“We have to recognize that we are dealing with victims of a horrendous crime; we need to look at them and treat them as such.”

She also said one of the challenges in the area is the relatively high level of poverty among youth. One in five of Nova Scotia’s children live in poverty, reported the Canadian Centre for Policy Alternatives in 2014. Those vulnerable to poverty may be at higher risk of being trafficked.

Provinces working on policy

While police and service providers work to help individual survivors of sex trafficking, provincial governments in the region are working on developing policy and strategies.

Martine Stewart, with the Women’s Equality Branch of the Government of New Brunswick, presented the work of the New Brunswick Working Group on Human Trafficking. The group aims to raise awareness among service providers and the public, as well as look at best practices when it comes to supporting service providers and helping victims.

Stephanie MacInnis-Langley, Executive Director of the Nova Scotia Status of Women office, led a presentation about the NS Status of Women office’s work on sex trafficking, which includes the establishment of a Child Sexual Exploitation Discussion Table.

The discussion table is looking at how the province can address the issue of sexually exploited youth. The work of the discussion table highlighted the need for a coordinated response, particularly when it comes to helping young people.

Lack of data, evidence

One of the challenges for both service providers and policy makers is the lack of data collection on sex trafficking cases and evidence on strategies that work.

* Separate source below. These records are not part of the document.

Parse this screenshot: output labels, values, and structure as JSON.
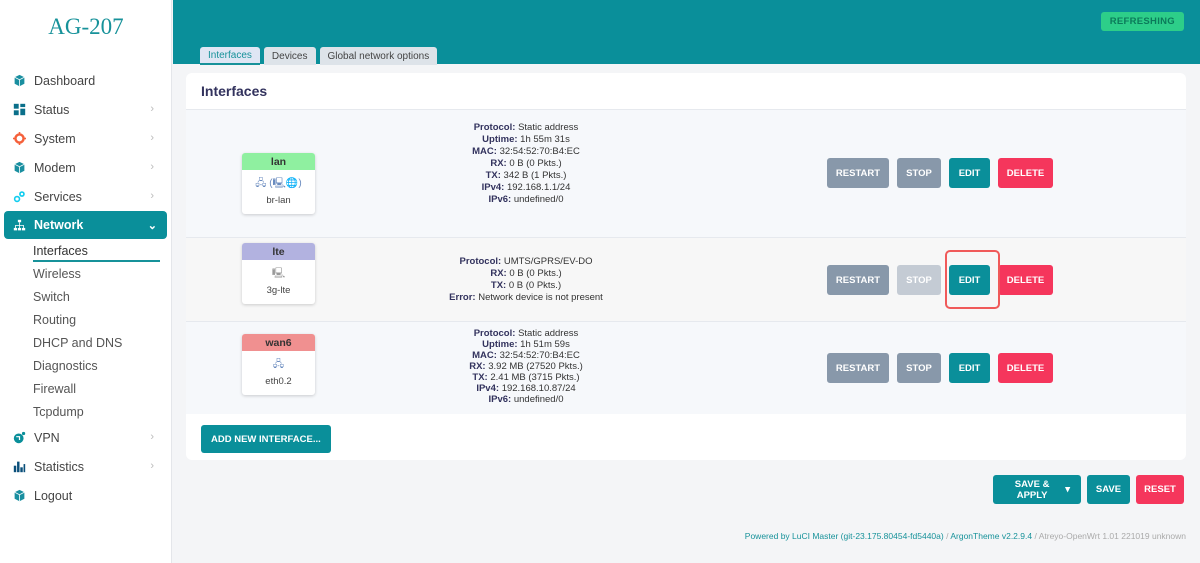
{
  "brand": "AG-207",
  "sidebar": {
    "items": [
      {
        "label": "Dashboard",
        "icon": "cube-icon",
        "chevron": false
      },
      {
        "label": "Status",
        "icon": "grid-icon",
        "chevron": true
      },
      {
        "label": "System",
        "icon": "gear-icon",
        "chevron": true
      },
      {
        "label": "Modem",
        "icon": "cube-icon",
        "chevron": true
      },
      {
        "label": "Services",
        "icon": "cogs-icon",
        "chevron": true
      },
      {
        "label": "Network",
        "icon": "sitemap-icon",
        "chevron": true,
        "active": true
      },
      {
        "label": "VPN",
        "icon": "globe-icon",
        "chevron": true
      },
      {
        "label": "Statistics",
        "icon": "bar-chart-icon",
        "chevron": true
      },
      {
        "label": "Logout",
        "icon": "cube-icon",
        "chevron": false
      }
    ],
    "network_sub": [
      "Interfaces",
      "Wireless",
      "Switch",
      "Routing",
      "DHCP and DNS",
      "Diagnostics",
      "Firewall",
      "Tcpdump"
    ]
  },
  "header": {
    "refresh_label": "REFRESHING",
    "tabs": [
      "Interfaces",
      "Devices",
      "Global network options"
    ]
  },
  "card": {
    "title": "Interfaces",
    "interfaces": [
      {
        "name": "lan",
        "color": "#8ff0a0",
        "device": "br-lan",
        "icons": "🖧 (🖳🌐)",
        "info": [
          [
            "Protocol:",
            "Static address"
          ],
          [
            "Uptime:",
            "1h 55m 31s"
          ],
          [
            "MAC:",
            "32:54:52:70:B4:EC"
          ],
          [
            "RX:",
            "0 B (0 Pkts.)"
          ],
          [
            "TX:",
            "342 B (1 Pkts.)"
          ],
          [
            "IPv4:",
            "192.168.1.1/24"
          ],
          [
            "IPv6:",
            "undefined/0"
          ]
        ],
        "stop_disabled": false
      },
      {
        "name": "lte",
        "color": "#b2b2e0",
        "device": "3g-lte",
        "icons": "🖳",
        "info": [
          [
            "Protocol:",
            "UMTS/GPRS/EV-DO"
          ],
          [
            "RX:",
            "0 B (0 Pkts.)"
          ],
          [
            "TX:",
            "0 B (0 Pkts.)"
          ],
          [
            "Error:",
            "Network device is not present"
          ]
        ],
        "stop_disabled": true
      },
      {
        "name": "wan6",
        "color": "#f09090",
        "device": "eth0.2",
        "icons": "🖧",
        "info": [
          [
            "Protocol:",
            "Static address"
          ],
          [
            "Uptime:",
            "1h 51m 59s"
          ],
          [
            "MAC:",
            "32:54:52:70:B4:EC"
          ],
          [
            "RX:",
            "3.92 MB (27520 Pkts.)"
          ],
          [
            "TX:",
            "2.41 MB (3715 Pkts.)"
          ],
          [
            "IPv4:",
            "192.168.10.87/24"
          ],
          [
            "IPv6:",
            "undefined/0"
          ]
        ],
        "stop_disabled": false
      }
    ],
    "buttons": {
      "restart": "RESTART",
      "stop": "STOP",
      "edit": "EDIT",
      "delete": "DELETE"
    },
    "add_label": "ADD NEW INTERFACE..."
  },
  "actions": {
    "save_apply": "SAVE & APPLY",
    "save": "SAVE",
    "reset": "RESET"
  },
  "footer": {
    "luci": "Powered by LuCI Master (git-23.175.80454-fd5440a)",
    "sep1": " / ",
    "theme": "ArgonTheme v2.2.9.4",
    "sep2": " / ",
    "build": "Atreyo-OpenWrt 1.01 221019 unknown"
  }
}
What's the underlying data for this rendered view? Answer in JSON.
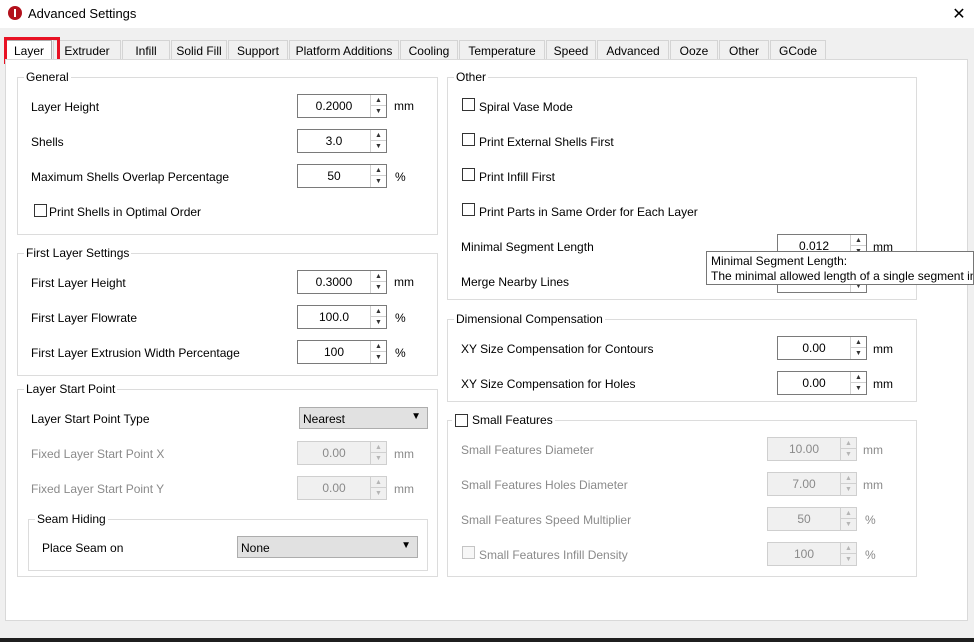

The Canadian Women’s Foundation aims to help fill the information gap by funding anti-trafficking programs.

As the grantees move forward with their programs from 2016-2020, their work will help establish informed strategies for prevention and rebuilding lives.

“Being able to fund the programs that are having the most significant impact all across Canada and share that information with the sector is central to our strategy,” says Anuradha Dugal, the Foundation’s Director of Violence Prevention. “We want to fund the programs that help women and girls build the capacity to stop trafficking.”

In the meantime, the Foundation is planning a fall regional roundtable in Manitoba.

“The connections made and information shared at the Halifax roundtable were invaluable,” said Barbara Gosse, the Foundation’s Senior Director of Research, Policy and Innovation. “We need to understand the complexities of this horrific crime, and who better to teach us than survivors and those working to combat this human rights abuse from the front lines. Together we can put an end sex trafficking in Canada.”